Georgia Tech ISYE 6501: Intro to Analytics Modeling – Course Review
Data analytics is a fascinating field. It’s our way of augmenting human intelligence and gaining insights from large amounts of data available in this digital age. It is commonly said that data is the new oil, but data needs to be refined before it can be used. That is what the field of analytics is about i.e., how to refine the data and gain actionable insights from it.
Most STEM professionals have a general understanding of what analytical models and applications are capable of. But I wanted to gain a more comprehensive understanding of the tool-set and the considerations that go into developing and utilizing analytics models.
After some research, I decided to go for ISYE 6501 Intro to Analytics course which is part of the Georgia Tech Master of Science in Analytics program. I recently finished the course, and it has been a very rewarding experience.
The course sets out the following two learning goals:
- Given a business (or other) question, select an appropriate analytics model to answer it, specify the data you will need to solve it, and understand what the model’s solution will and will not provide as an answer
- Given someone else’s use of analytics to address a specific business (or other) question, evaluate whether they have used an appropriate model (and appropriate data) and whether their conclusion is reasonable
A comprehensive overview of the course and a link to the syllabus can be found on the course overview page. Some of the topics that I found especially interesting were:

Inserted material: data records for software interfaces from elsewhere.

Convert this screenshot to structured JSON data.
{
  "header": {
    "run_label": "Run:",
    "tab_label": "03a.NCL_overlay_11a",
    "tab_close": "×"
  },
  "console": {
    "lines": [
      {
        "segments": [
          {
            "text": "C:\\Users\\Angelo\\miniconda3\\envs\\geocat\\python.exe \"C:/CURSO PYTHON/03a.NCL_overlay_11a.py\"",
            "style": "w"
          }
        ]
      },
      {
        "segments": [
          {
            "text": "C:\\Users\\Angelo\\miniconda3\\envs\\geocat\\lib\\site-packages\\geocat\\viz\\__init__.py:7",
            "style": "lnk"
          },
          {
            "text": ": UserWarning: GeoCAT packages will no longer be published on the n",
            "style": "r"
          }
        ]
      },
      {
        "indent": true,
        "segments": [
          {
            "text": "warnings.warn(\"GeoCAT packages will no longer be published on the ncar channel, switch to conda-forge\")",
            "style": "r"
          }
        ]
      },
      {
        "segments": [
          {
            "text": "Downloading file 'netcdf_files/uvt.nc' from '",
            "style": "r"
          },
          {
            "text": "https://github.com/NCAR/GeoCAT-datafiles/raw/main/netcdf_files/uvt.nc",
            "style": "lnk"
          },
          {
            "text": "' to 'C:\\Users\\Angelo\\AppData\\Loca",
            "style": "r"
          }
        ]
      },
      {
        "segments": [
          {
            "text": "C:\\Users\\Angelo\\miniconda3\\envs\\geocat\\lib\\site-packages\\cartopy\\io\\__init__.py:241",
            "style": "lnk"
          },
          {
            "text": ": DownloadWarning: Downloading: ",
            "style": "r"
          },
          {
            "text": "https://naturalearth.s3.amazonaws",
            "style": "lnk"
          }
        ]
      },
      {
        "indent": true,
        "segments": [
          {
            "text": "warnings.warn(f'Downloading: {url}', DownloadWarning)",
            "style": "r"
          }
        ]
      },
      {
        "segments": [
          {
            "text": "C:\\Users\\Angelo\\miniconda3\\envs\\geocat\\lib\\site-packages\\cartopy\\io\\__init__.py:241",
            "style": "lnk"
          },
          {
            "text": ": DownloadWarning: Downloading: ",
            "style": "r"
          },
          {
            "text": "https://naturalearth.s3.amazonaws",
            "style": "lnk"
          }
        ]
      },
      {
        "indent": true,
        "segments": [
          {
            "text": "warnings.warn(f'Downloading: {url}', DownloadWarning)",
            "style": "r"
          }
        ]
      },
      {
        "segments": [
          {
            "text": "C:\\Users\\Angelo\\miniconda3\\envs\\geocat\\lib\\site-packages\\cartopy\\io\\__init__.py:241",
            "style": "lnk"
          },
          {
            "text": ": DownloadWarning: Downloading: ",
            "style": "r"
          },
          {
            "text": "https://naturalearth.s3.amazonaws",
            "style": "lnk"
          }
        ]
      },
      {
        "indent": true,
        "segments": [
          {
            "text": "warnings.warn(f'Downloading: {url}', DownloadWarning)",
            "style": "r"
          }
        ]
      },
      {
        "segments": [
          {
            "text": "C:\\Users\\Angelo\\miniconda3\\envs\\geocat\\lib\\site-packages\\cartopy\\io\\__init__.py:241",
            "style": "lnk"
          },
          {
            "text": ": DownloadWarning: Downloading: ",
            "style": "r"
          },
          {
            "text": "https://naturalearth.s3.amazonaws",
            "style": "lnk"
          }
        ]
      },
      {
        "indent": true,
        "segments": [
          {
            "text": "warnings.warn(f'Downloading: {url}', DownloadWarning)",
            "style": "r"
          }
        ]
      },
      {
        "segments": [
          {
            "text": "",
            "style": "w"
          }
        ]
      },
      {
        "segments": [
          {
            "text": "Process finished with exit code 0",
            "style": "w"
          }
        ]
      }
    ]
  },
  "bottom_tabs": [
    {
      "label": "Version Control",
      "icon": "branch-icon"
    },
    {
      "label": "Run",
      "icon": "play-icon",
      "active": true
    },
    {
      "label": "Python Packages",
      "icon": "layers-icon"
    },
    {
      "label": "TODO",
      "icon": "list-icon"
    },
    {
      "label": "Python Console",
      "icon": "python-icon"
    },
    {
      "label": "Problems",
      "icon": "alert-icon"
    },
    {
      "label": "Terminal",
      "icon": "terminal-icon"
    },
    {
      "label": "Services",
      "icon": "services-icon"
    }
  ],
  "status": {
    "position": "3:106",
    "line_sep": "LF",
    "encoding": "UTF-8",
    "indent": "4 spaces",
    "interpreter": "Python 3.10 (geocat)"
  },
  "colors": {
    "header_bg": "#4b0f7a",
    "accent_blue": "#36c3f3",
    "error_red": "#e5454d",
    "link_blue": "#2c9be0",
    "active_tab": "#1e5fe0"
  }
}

- Support Vector Machines and K-Nearest Neighbor classification
- Clustering and K-Means algorithm
- Data preparation including data imputation and dealing with heteroscedasticity
- Model validation and cross-validation
- Triple Exponential Smoothing model for time series data forecasting
- Principal Component Analysis
- Variable selection for regression models (LASSO, Elastic Net, Ridge regression)
- CART and Random Forests
- Confusion Matrices
- Design of Experiments
- Using various probability distributions (e.g., Poisson and Weibull distributions)
- Markov Chains
- Optimization and simulation
- Neural Networks and Deep Learning
- Competitive models and basics of Game Theory
The course does require a reasonable amount of consistency and effort. The homework assignments are in R. Most of my experience has been with C# and Python so it did take a little while to get used to R’s syntax and way of doing things. Keep in mind that if you are planning to take this course with a demanding job, you are committing your Saturdays for ~3-4 months. The threshold to pass the edX.org version is fairly easy to do (~60%). But if eventually you’d like to apply it towards degree credit, then you should aim for ~90%. Which means doing all the homework assignments and giving the exams with a good bit of preparation. That is the path that I went for.
Overall, quite impressed by the quality of the course. I highly recommend it.